  • Become aware of patterns for use in accompaniments.
  • Become aware of multiple sounds that can occur together.
  • Become aware of phrasing and musical form.
  • Begin to learn musical symbols.
  • Continue awareness of dynamics, tempo and other elements of music. 
  • Expand knowledge of various instruments of the orchestra.
  • Begin appreciation of different styles of music.
  • Continue refinement of movement and dramatization skills.
  • Continue solfege and interval recognition including performance of same.

Grade Three

  • Demonstrate awareness by accurately repeating rhythm patterns.
  • Develop and refine skills in simple rhythmic notation.
  • Expand cumulative song repertoire, while focusing on unison singing.
  • Work on listening skills and vocal production.
  • Become aware of melodic movement (step/skip) and appropriate notation.
  • Begin learning notation on the musical staff. Learn to play the recorder while learning the skills of ensemble playing.              
  • Study instruments of the orchestra and musical styles in further detail.
  • Begin awareness of harmony.
  • Refine awareness of dynamics and other elements of music.
  • Incorporate use of rhythm instruments in performance of repertoire songs.
  • Incorporate use of movements/drama in performance of repertoire songs.

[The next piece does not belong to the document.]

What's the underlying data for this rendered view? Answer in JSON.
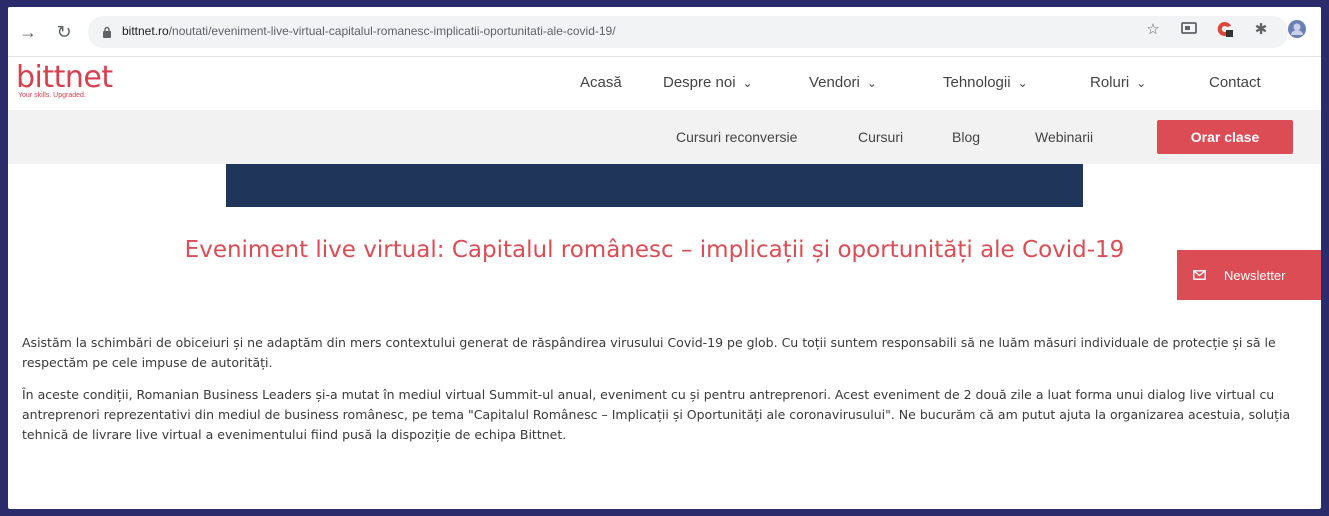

Grade Four

  • Encourage participation in Band and/or Chorus
  • Introduce Orff instruments for use alone and as song accompaniment
  • Study, rehearse and perform lessons involving singing, movement and instruments
  • Continue work with instrumental families, incl. recognition in classical recording
  • Study composers, periods of music history, relationship to world history & culture
  • Learn about musical form through listening and performance
  • Continue singing & playing of barred instruments (listening, recognition)
  • Challenge individual coordination and skill through movement
  • Continue music reading in correlation with other lessons
  • Begin study of American Musical Theater

 

Grade Five

  • Continue to encourage Band & Chorus participation
  • Continue adding to song repertoire
  • Expand musical listening of various styles and periods of music
  • Increase level of difficulty of songs & instrumental pieces
  • Focus on increasing musical memory through songs and Orff instruments
  • Include music reading as part of each lesson
  • Continue study of composers and music history
  • Provide opportunities for individual students to accompany performance on instruments
  • Continue study of American Musical Theater making comparisons with fourth grade

 

Grade Six

  • Continue to encourage Band & Chorus participation
  • Continue to reinforce concepts of form & style through performance & analysis
  • Extend students’ technique and memorization skills on all instruments
  • Focus on meter, modality, and aural analysis of music
  • Provide opportunities to learn music strictly from notation
  • Challenge movement abilities through folk & traditional dances
  • Discuss the child’s singing voice in relation to songs performed
  • Discuss the boy’s changing voice and placement in choral singing
  • Study job opportunities in the music field
  • Extend American Musical Theater experience through new and comparative exposure
  • Explain NY state requirements for seventh grade/choose music class for next year